You probably hear the news about a passenger was physically dragged off an United flight on Sunday April 9th after no one volunteered to get off the overbooked airplane.
This incident started with the United Airline overloaded a flight from Chicago to Lousiville. So, they had to ask for volunteers to take a later plane. Because no one wanted to do so, the airline randomly selected 4 passengers. While one chosen passenger refused to leave, the security officers wrestled the man out of the seat and dragged him down the aisle.
Very soon, stunning videos captured from the scene and emotional comments were flooding social media sites. United Airline CEO apologized for the overbooking and the incident on Monday. However, people from everywhere are still condemning the airline. As a result, the company lost about $1 billion worth of the market value on Tuesday.
So, as someone in the Cybersecurity field, what can you learn from this breaking news?
Lesson #1 – Never underestimate the impact of a security incident
$1 billion sounds like a huge amount, however, it would be trivial comparing with the damage to the company branding and the customer trust in the long run. We have seen many these cases in the Cybersecurity field. Companies like Yahoo, Home Depot, and Target lost so much due to a single security breach, and they are still paying for it today. For small and medium sized organizations, the consequence of an improperly handled incident could wipe off years of profits and even knock down the business. With the wide use of mobile phones and social medias, any negative news could be quickly amplified to the whole world and could cause a huge PR disaster.
Lesson #2 – Get prepared for possible scenarios
When is the best time to handle an incident? The right answer is: “before it happens”! The overbookings seem like a common practice to many airlines. I am not intent to argue whether this practice is right or wrong. But because it is something they all decide to do, they’d better prepare for those negative scenarios including the one happened to the United Airline – what if a selected passenger refuses to give up his/her seat? Although it could be a complicated case, the airline should have sufficient time to design the process properly beforehand. Hauling and dragging a passenger off the plane is something questionable by most of people especially combining other two factors: the airline overbooked the flight first; the vacant seats were for airline employees.
Lesson #3 – Follow a right incident handling process

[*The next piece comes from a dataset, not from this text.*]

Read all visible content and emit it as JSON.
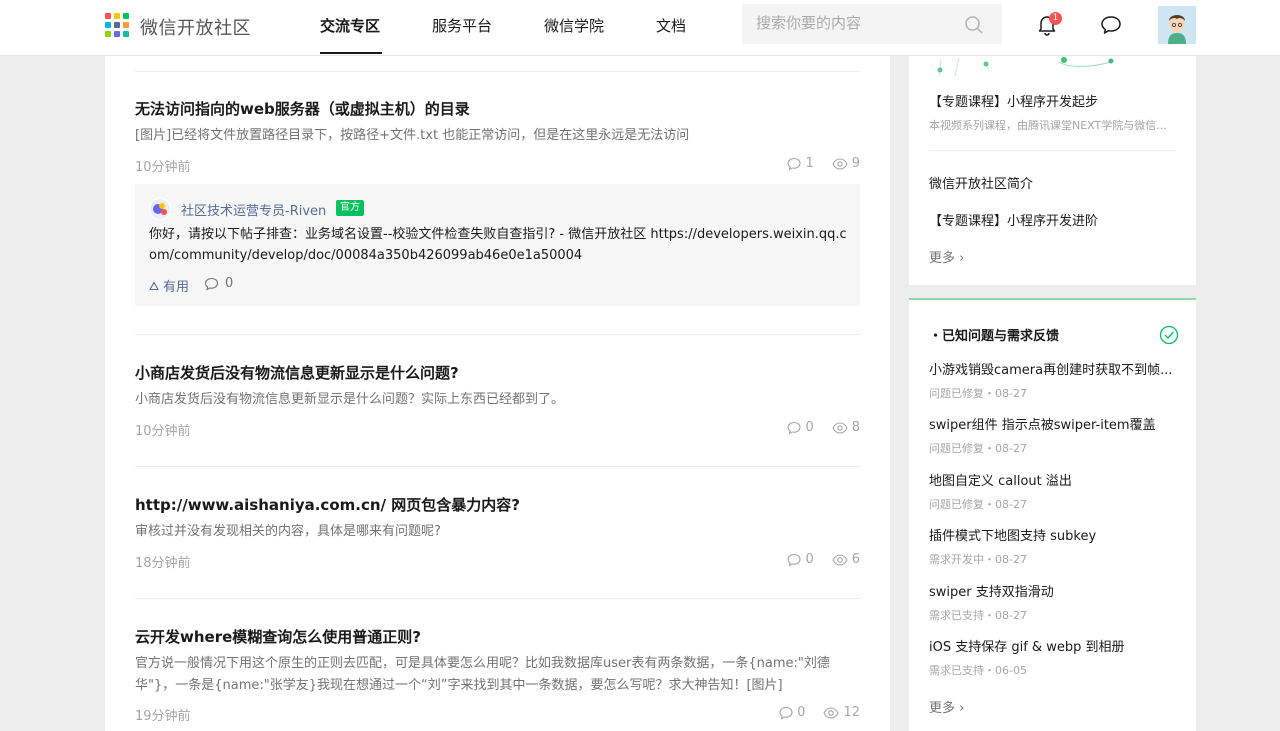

Regardless how well you are prepared, things happen! Just like there is no 100% security. Sooner or later, a company would get hacked. So, the most important thing in Cybersecurity is called “Cyber Resilience”. In other words, how do you follow a right incident handling process to quickly contain the damage and put the business back to normal. The good news is: you do not need to reinvent the wheel. Some industry leading organizations have already provided sound frameworks based on years of practice and research. For example, the NIST SP 800-61 – Computer Security Incident Handling Guide provided by the National Institute of Standard and Technology, it suggests a 4-stage incident response life cycle including: Preparation, Detection & Analysis, Containment & Eradication & Recovery, Post-Incident Activities. Adopting and practicing a right incident handling process on the regular basis will significantly lower business risks.
I am not sure how the United Airline will eventually recover from this incident. But hopefully this $1 billion worth of a lesson will remind you to look into your incident response process before it is too late.